Tuesday, October 24, 2006

Capital Punishment

I read this interesting article by Barkha Dutt recently where she makes a case for capital punishment. Personally, I find death sentence regressive as well as morally wrong. But some of the arguments in the article are pretty compelling:

"...we empowered our State to go to war and kill if needed. Not just do we sanction it; we make heroes of the men who bring home the body bags of enemy soldiers. We believe territorial integrity is worthy enough to both die and kill for. Why would we respond differently to a terrorist who declares war directly on our people?..."


Suveer said...

Technically speaking, you're right. Capital punishment is morally wrong. Morally, that is.
From an Ethical perspective though, it can be totally justified.

Morals & Ethics, what's the difference? Morals are universal laws. There are very few.
Ethics are contextual. It's the rules we people make amongst ourselves that state how we ought to treat each other. Some of them we formalise and turn into law. Hence, as many contexts, those many ethics.

Simple analogy. There is nothing immoral about nudity as such. But, it is unethical in certain contexts (Juhu beach, Mumbai) and perfectly fine under others (Mykonos, Greece).

Problems arise when of course dealing with Justice for heinous crimes. Many a times, in these 'contexts', the 'ethics' justifies and thereby gives us public sanction to go ahead with an 'immoral' (or regressive) act.

After all, only humans are blessed/cursed with the capacity to see the bigger picture, right?
Until we ALL actually do see the bigger picture, we lay confused, undecided between morals and ethics.

My $0.02's worth.

Radha said...

Suveer, you king of semantics! You were born to be an MBA!!!

Anyway from whatever I could decipher from that maze of words u've written, I disagree on all counts. Ethics are absolute and not dependent on context or social norms. Going nude on Juhu beach is peculiar & stupid but not unethical by any stretch of imagination.

I believe a judge in the courtroom does not have the right to kill another man, even a criminal, irrespective of the context. It just is wrong.

clickable said...
This comment has been removed by a blog administrator.
Radha said...

Thanks...but I somehow couldnt get the article you're refering to...

clickable said...

See if this works:

Radha said...

Thanks for the link!
That was an interesting read!

M said...

There is nothing wrong in executing a murderer or rapist who could be a danger to the society if he or she is left free.

Radha said...

While I agree that it is in the interest of the society to keep any person deemed dangerous to society behind bars, I dont agree that we as the society have the right to decide whether that man should live or die. Killing a man is the most animal solution to any social problem, we are more civilised than that!

Prometheus said...

Prometheus feels banning capital punishment would be like bandaging a snake bite, if you can imagine one.
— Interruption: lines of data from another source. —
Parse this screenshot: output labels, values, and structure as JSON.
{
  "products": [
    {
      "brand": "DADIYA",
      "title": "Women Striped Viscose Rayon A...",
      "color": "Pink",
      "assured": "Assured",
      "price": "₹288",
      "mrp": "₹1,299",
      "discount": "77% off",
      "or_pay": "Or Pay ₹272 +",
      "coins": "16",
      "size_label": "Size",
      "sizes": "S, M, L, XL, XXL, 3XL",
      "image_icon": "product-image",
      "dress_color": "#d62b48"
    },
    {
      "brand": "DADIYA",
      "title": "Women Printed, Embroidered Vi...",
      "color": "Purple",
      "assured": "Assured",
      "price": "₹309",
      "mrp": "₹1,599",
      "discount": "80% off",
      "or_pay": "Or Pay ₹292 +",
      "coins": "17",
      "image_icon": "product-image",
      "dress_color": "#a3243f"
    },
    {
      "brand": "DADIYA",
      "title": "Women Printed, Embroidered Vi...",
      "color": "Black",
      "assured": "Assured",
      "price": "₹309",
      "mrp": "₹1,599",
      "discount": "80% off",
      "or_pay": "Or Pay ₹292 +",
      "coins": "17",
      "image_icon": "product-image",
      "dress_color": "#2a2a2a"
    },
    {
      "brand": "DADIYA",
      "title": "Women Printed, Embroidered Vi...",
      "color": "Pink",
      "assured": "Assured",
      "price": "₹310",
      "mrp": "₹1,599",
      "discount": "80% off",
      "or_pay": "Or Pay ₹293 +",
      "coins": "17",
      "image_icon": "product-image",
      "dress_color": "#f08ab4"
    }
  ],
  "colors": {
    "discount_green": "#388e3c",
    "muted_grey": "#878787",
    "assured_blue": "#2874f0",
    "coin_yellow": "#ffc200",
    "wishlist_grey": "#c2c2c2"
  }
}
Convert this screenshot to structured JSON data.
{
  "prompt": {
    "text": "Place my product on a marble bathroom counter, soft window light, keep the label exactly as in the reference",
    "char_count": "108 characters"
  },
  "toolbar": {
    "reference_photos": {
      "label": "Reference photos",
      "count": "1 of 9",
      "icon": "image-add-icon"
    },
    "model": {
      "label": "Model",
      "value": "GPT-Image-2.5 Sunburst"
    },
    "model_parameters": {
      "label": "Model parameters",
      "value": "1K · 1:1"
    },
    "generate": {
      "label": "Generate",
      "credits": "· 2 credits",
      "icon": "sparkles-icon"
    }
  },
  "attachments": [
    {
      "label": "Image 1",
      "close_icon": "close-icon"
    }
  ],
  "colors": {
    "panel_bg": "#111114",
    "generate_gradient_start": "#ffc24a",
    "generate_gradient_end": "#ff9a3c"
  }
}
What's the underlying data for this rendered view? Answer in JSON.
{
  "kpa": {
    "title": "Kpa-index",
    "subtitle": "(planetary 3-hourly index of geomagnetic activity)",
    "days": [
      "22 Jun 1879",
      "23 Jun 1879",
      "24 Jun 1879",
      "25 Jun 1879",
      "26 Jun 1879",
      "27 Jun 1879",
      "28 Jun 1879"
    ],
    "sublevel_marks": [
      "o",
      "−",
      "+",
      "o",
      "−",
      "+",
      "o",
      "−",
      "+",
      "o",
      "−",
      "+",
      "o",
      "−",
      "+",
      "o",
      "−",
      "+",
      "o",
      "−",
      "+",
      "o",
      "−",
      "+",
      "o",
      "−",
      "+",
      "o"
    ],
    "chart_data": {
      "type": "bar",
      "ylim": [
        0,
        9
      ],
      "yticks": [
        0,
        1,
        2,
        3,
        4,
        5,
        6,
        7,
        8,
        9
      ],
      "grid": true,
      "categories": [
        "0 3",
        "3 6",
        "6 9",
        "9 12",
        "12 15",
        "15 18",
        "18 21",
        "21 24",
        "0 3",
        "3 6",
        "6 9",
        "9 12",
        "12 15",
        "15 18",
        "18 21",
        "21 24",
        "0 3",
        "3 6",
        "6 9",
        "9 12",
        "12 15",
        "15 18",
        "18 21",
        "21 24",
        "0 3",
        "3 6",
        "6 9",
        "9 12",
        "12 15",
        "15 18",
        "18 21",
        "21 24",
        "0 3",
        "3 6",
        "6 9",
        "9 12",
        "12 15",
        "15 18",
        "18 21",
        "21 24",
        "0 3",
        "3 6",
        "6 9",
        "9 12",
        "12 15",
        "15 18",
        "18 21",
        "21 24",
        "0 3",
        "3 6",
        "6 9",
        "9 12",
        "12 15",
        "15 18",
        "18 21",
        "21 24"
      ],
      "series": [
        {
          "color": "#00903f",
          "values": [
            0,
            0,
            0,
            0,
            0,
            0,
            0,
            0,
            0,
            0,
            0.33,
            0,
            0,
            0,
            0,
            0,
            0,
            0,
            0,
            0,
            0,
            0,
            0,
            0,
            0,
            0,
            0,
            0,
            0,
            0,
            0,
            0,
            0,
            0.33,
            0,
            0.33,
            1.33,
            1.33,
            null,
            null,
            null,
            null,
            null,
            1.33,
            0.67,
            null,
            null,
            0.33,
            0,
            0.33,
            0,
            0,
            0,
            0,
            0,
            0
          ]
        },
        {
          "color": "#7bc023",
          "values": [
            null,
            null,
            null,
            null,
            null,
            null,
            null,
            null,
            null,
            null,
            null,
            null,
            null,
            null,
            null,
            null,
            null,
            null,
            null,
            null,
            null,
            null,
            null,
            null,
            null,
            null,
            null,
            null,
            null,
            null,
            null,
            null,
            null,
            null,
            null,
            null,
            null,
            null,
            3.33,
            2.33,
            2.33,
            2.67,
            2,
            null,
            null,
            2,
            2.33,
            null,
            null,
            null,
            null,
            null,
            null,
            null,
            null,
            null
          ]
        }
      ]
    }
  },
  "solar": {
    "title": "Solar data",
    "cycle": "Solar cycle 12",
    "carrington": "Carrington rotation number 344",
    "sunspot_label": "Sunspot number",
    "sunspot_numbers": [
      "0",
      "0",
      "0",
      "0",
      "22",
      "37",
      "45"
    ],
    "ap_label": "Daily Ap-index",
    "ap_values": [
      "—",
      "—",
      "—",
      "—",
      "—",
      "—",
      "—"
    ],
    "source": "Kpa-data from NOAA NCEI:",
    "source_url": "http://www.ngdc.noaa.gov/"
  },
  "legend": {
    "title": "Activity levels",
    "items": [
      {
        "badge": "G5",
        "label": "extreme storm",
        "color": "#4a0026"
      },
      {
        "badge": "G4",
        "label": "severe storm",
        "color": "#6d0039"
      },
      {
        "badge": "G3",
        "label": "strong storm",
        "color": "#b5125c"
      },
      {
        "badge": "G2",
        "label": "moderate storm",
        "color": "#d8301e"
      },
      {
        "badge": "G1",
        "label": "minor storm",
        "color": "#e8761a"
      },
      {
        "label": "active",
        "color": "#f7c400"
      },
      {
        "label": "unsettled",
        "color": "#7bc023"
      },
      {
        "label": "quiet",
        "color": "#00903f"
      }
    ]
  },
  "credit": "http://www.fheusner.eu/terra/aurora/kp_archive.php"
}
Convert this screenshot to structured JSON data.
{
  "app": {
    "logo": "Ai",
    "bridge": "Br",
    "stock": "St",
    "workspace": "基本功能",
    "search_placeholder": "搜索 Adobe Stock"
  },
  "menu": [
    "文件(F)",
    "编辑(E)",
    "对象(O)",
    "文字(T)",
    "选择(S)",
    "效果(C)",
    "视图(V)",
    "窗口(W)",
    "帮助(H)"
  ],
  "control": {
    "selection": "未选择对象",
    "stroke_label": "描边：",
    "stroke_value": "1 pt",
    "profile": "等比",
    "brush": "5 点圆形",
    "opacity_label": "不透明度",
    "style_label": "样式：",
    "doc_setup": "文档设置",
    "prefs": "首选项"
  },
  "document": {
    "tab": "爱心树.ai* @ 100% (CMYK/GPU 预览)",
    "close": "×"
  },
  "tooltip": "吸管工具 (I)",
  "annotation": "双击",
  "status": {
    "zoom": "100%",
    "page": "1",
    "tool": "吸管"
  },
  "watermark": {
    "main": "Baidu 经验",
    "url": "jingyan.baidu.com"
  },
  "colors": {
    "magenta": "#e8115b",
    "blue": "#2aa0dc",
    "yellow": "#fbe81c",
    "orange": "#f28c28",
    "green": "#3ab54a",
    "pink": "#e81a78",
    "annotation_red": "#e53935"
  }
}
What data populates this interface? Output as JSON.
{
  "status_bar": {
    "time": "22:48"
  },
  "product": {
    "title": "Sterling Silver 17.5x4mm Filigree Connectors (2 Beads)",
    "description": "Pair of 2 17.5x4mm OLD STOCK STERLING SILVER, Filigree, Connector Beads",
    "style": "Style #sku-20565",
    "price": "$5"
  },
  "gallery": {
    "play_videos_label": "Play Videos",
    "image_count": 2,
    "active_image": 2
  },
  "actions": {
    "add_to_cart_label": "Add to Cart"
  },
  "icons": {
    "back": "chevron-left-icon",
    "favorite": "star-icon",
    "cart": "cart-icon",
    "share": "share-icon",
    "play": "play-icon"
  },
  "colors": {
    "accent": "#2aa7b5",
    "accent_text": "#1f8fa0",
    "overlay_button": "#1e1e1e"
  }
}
Yes, the wound does need a bandage, but after the venom has been removed.

The very act of killing another being, for whatever purposes, is the venom that needs to be drawn out of our genes.

Till such time, the capital punishment is an effective deterrent and an ergonomic option. At the present rate of crime, humans would need to colonize the moon and make it a penal colony housing criminals.

This incident underscores the point: There was this rapist/killer in the UK who was recently freed. He raped and killed another teenager on the very day of his release.

Radha said...

Hello Prometheus,

Statistics prove that capital punishment does not deter crime rate any more than life imprisonment. EU countries that have abolished death sentences have found that the crime rates continued to be the same.

Mel said...

he just attacked parliamant. a lot of people get away with a lot more. He wouldn't do it if there was no call to. Atleast he didn't bomb a train and kill innocents. Atleast he had the balls to strike where it really mattered. Don't hang him.